__What this task involves__.
Every record must appear in the response exactly as given.

Dataset records
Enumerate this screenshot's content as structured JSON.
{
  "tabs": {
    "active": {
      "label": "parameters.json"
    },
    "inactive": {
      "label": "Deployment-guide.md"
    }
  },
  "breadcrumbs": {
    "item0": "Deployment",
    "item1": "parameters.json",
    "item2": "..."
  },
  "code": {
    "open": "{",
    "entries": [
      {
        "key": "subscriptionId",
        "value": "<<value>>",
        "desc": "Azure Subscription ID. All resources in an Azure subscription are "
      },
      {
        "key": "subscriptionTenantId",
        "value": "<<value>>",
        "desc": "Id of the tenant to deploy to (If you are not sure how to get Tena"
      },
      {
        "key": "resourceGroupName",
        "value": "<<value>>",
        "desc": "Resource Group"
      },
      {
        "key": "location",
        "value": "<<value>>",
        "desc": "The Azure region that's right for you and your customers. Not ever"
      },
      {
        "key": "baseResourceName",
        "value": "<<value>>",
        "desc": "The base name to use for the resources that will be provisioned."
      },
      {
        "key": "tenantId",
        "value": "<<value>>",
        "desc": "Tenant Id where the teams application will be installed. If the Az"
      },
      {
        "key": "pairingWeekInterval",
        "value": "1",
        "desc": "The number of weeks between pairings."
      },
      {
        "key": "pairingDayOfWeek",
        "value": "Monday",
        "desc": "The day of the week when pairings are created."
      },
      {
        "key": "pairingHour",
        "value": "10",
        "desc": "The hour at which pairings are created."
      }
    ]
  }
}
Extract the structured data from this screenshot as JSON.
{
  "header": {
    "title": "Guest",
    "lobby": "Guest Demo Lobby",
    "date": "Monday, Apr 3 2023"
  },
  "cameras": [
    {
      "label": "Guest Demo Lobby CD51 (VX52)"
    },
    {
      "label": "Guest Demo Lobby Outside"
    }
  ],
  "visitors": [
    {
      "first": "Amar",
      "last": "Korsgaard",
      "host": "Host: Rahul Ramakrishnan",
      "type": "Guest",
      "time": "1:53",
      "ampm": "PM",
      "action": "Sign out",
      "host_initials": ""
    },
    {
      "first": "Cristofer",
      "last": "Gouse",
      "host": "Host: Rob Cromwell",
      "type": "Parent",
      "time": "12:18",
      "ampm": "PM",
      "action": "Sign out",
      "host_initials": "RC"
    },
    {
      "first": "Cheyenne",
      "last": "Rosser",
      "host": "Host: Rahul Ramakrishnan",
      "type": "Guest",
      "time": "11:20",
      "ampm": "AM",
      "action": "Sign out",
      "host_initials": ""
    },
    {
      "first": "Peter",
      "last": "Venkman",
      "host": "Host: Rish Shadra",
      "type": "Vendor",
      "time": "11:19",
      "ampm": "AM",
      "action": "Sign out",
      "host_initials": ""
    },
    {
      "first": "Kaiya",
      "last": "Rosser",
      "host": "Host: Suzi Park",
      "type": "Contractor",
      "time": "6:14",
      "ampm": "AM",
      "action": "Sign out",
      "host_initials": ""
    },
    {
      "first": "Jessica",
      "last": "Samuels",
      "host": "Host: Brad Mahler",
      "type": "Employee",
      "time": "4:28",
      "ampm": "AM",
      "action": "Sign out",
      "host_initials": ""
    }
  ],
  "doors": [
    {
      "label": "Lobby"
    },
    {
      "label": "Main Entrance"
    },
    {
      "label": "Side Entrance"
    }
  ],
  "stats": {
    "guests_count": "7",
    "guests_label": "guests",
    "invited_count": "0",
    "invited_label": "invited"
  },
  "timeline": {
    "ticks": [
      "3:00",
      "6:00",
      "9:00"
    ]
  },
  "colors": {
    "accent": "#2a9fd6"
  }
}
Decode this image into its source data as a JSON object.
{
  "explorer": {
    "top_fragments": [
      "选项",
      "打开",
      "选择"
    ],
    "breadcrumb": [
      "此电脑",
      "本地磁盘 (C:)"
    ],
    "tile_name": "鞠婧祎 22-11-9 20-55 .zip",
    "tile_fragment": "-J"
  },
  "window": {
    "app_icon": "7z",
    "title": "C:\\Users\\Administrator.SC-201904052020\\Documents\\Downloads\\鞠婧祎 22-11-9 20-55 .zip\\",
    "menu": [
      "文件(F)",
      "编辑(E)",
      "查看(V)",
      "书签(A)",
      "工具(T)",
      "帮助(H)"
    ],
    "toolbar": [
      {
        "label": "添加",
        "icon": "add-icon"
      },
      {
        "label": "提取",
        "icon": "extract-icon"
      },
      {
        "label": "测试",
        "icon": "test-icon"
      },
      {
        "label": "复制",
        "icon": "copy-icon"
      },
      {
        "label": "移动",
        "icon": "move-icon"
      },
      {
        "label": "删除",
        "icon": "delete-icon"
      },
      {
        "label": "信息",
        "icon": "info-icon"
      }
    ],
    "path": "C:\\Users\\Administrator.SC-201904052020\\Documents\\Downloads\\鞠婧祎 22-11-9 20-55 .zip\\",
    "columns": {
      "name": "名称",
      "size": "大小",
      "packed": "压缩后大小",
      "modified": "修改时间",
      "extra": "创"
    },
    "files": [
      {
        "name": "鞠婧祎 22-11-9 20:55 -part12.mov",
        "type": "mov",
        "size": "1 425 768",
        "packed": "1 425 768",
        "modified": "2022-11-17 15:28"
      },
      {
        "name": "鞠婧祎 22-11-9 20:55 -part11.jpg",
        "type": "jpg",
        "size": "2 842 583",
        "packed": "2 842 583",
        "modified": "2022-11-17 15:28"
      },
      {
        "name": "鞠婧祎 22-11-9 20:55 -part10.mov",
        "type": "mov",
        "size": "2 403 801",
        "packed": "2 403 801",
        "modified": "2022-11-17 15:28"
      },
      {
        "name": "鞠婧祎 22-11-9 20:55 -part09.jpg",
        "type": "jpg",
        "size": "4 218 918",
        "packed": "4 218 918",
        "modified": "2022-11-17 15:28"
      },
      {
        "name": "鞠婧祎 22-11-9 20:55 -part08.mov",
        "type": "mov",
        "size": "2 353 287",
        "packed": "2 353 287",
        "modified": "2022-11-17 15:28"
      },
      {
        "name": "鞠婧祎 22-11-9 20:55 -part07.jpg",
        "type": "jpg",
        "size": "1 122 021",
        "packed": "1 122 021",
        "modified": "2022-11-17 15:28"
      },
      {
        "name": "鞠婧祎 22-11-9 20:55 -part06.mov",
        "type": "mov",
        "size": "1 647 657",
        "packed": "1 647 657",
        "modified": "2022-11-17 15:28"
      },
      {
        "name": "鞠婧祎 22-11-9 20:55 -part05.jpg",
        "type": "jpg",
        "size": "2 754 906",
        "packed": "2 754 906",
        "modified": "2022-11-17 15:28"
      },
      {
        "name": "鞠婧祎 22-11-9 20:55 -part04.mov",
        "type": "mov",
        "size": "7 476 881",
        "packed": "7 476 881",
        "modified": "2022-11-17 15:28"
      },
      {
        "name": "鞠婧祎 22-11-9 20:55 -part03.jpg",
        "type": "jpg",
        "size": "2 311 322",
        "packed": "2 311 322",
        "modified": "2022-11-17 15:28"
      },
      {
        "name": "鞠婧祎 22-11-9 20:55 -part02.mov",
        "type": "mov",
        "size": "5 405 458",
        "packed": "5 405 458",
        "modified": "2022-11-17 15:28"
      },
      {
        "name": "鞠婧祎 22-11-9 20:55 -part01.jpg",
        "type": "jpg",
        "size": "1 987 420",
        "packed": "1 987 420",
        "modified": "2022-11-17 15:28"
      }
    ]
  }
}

__Written response__.
Enumerate this screenshot's content as structured JSON.
{
  "tabs": {
    "active": {
      "label": "parameters.json"
    },
    "inactive": {
      "label": "Deployment-guide.md"
    }
  },
  "breadcrumbs": {
    "item0": "Deployment",
    "item1": "parameters.json",
    "item2": "..."
  },
  "code": {
    "open": "{",
    "entries": [
      {
        "key": "subscriptionId",
        "value": "<<value>>",
        "desc": "Azure Subscription ID. All resources in an Azure subscription are "
      },
      {
        "key": "subscriptionTenantId",
        "value": "<<value>>",
        "desc": "Id of the tenant to deploy to (If you are not sure how to get Tena"
      },
      {
        "key": "resourceGroupName",
        "value": "<<value>>",
        "desc": "Resource Group"
      },
      {
        "key": "location",
        "value": "<<value>>",
        "desc": "The Azure region that's right for you and your customers. Not ever"
      },
      {
        "key": "baseResourceName",
        "value": "<<value>>",
        "desc": "The base name to use for the resources that will be provisioned."
      },
      {
        "key": "tenantId",
        "value": "<<value>>",
        "desc": "Tenant Id where the teams application will be installed. If the Az"
      },
      {
        "key": "pairingWeekInterval",
        "value": "1",
        "desc": "The number of weeks between pairings."
      },
      {
        "key": "pairingDayOfWeek",
        "value": "Monday",
        "desc": "The day of the week when pairings are created."
      },
      {
        "key": "pairingHour",
        "value": "10",
        "desc": "The hour at which pairings are created."
      }
    ]
  }
}
Extract the structured data from this screenshot as JSON.
{
  "header": {
    "title": "Guest",
    "lobby": "Guest Demo Lobby",
    "date": "Monday, Apr 3 2023"
  },
  "cameras": [
    {
      "label": "Guest Demo Lobby CD51 (VX52)"
    },
    {
      "label": "Guest Demo Lobby Outside"
    }
  ],
  "visitors": [
    {
      "first": "Amar",
      "last": "Korsgaard",
      "host": "Host: Rahul Ramakrishnan",
      "type": "Guest",
      "time": "1:53",
      "ampm": "PM",
      "action": "Sign out",
      "host_initials": ""
    },
    {
      "first": "Cristofer",
      "last": "Gouse",
      "host": "Host: Rob Cromwell",
      "type": "Parent",
      "time": "12:18",
      "ampm": "PM",
      "action": "Sign out",
      "host_initials": "RC"
    },
    {
      "first": "Cheyenne",
      "last": "Rosser",
      "host": "Host: Rahul Ramakrishnan",
      "type": "Guest",
      "time": "11:20",
      "ampm": "AM",
      "action": "Sign out",
      "host_initials": ""
    },
    {
      "first": "Peter",
      "last": "Venkman",
      "host": "Host: Rish Shadra",
      "type": "Vendor",
      "time": "11:19",
      "ampm": "AM",
      "action": "Sign out",
      "host_initials": ""
    },
    {
      "first": "Kaiya",
      "last": "Rosser",
      "host": "Host: Suzi Park",
      "type": "Contractor",
      "time": "6:14",
      "ampm": "AM",
      "action": "Sign out",
      "host_initials": ""
    },
    {
      "first": "Jessica",
      "last": "Samuels",
      "host": "Host: Brad Mahler",
      "type": "Employee",
      "time": "4:28",
      "ampm": "AM",
      "action": "Sign out",
      "host_initials": ""
    }
  ],
  "doors": [
    {
      "label": "Lobby"
    },
    {
      "label": "Main Entrance"
    },
    {
      "label": "Side Entrance"
    }
  ],
  "stats": {
    "guests_count": "7",
    "guests_label": "guests",
    "invited_count": "0",
    "invited_label": "invited"
  },
  "timeline": {
    "ticks": [
      "3:00",
      "6:00",
      "9:00"
    ]
  },
  "colors": {
    "accent": "#2a9fd6"
  }
}
Decode this image into its source data as a JSON object.
{
  "explorer": {
    "top_fragments": [
      "选项",
      "打开",
      "选择"
    ],
    "breadcrumb": [
      "此电脑",
      "本地磁盘 (C:)"
    ],
    "tile_name": "鞠婧祎 22-11-9 20-55 .zip",
    "tile_fragment": "-J"
  },
  "window": {
    "app_icon": "7z",
    "title": "C:\\Users\\Administrator.SC-201904052020\\Documents\\Downloads\\鞠婧祎 22-11-9 20-55 .zip\\",
    "menu": [
      "文件(F)",
      "编辑(E)",
      "查看(V)",
      "书签(A)",
      "工具(T)",
      "帮助(H)"
    ],
    "toolbar": [
      {
        "label": "添加",
        "icon": "add-icon"
      },
      {
        "label": "提取",
        "icon": "extract-icon"
      },
      {
        "label": "测试",
        "icon": "test-icon"
      },
      {
        "label": "复制",
        "icon": "copy-icon"
      },
      {
        "label": "移动",
        "icon": "move-icon"
      },
      {
        "label": "删除",
        "icon": "delete-icon"
      },
      {
        "label": "信息",
        "icon": "info-icon"
      }
    ],
    "path": "C:\\Users\\Administrator.SC-201904052020\\Documents\\Downloads\\鞠婧祎 22-11-9 20-55 .zip\\",
    "columns": {
      "name": "名称",
      "size": "大小",
      "packed": "压缩后大小",
      "modified": "修改时间",
      "extra": "创"
    },
    "files": [
      {
        "name": "鞠婧祎 22-11-9 20:55 -part12.mov",
        "type": "mov",
        "size": "1 425 768",
        "packed": "1 425 768",
        "modified": "2022-11-17 15:28"
      },
      {
        "name": "鞠婧祎 22-11-9 20:55 -part11.jpg",
        "type": "jpg",
        "size": "2 842 583",
        "packed": "2 842 583",
        "modified": "2022-11-17 15:28"
      },
      {
        "name": "鞠婧祎 22-11-9 20:55 -part10.mov",
        "type": "mov",
        "size": "2 403 801",
        "packed": "2 403 801",
        "modified": "2022-11-17 15:28"
      },
      {
        "name": "鞠婧祎 22-11-9 20:55 -part09.jpg",
        "type": "jpg",
        "size": "4 218 918",
        "packed": "4 218 918",
        "modified": "2022-11-17 15:28"
      },
      {
        "name": "鞠婧祎 22-11-9 20:55 -part08.mov",
        "type": "mov",
        "size": "2 353 287",
        "packed": "2 353 287",
        "modified": "2022-11-17 15:28"
      },
      {
        "name": "鞠婧祎 22-11-9 20:55 -part07.jpg",
        "type": "jpg",
        "size": "1 122 021",
        "packed": "1 122 021",
        "modified": "2022-11-17 15:28"
      },
      {
        "name": "鞠婧祎 22-11-9 20:55 -part06.mov",
        "type": "mov",
        "size": "1 647 657",
        "packed": "1 647 657",
        "modified": "2022-11-17 15:28"
      },
      {
        "name": "鞠婧祎 22-11-9 20:55 -part05.jpg",
        "type": "jpg",
        "size": "2 754 906",
        "packed": "2 754 906",
        "modified": "2022-11-17 15:28"
      },
      {
        "name": "鞠婧祎 22-11-9 20:55 -part04.mov",
        "type": "mov",
        "size": "7 476 881",
        "packed": "7 476 881",
        "modified": "2022-11-17 15:28"
      },
      {
        "name": "鞠婧祎 22-11-9 20:55 -part03.jpg",
        "type": "jpg",
        "size": "2 311 322",
        "packed": "2 311 322",
        "modified": "2022-11-17 15:28"
      },
      {
        "name": "鞠婧祎 22-11-9 20:55 -part02.mov",
        "type": "mov",
        "size": "5 405 458",
        "packed": "5 405 458",
        "modified": "2022-11-17 15:28"
      },
      {
        "name": "鞠婧祎 22-11-9 20:55 -part01.jpg",
        "type": "jpg",
        "size": "1 987 420",
        "packed": "1 987 420",
        "modified": "2022-11-17 15:28"
      }
    ]
  }
}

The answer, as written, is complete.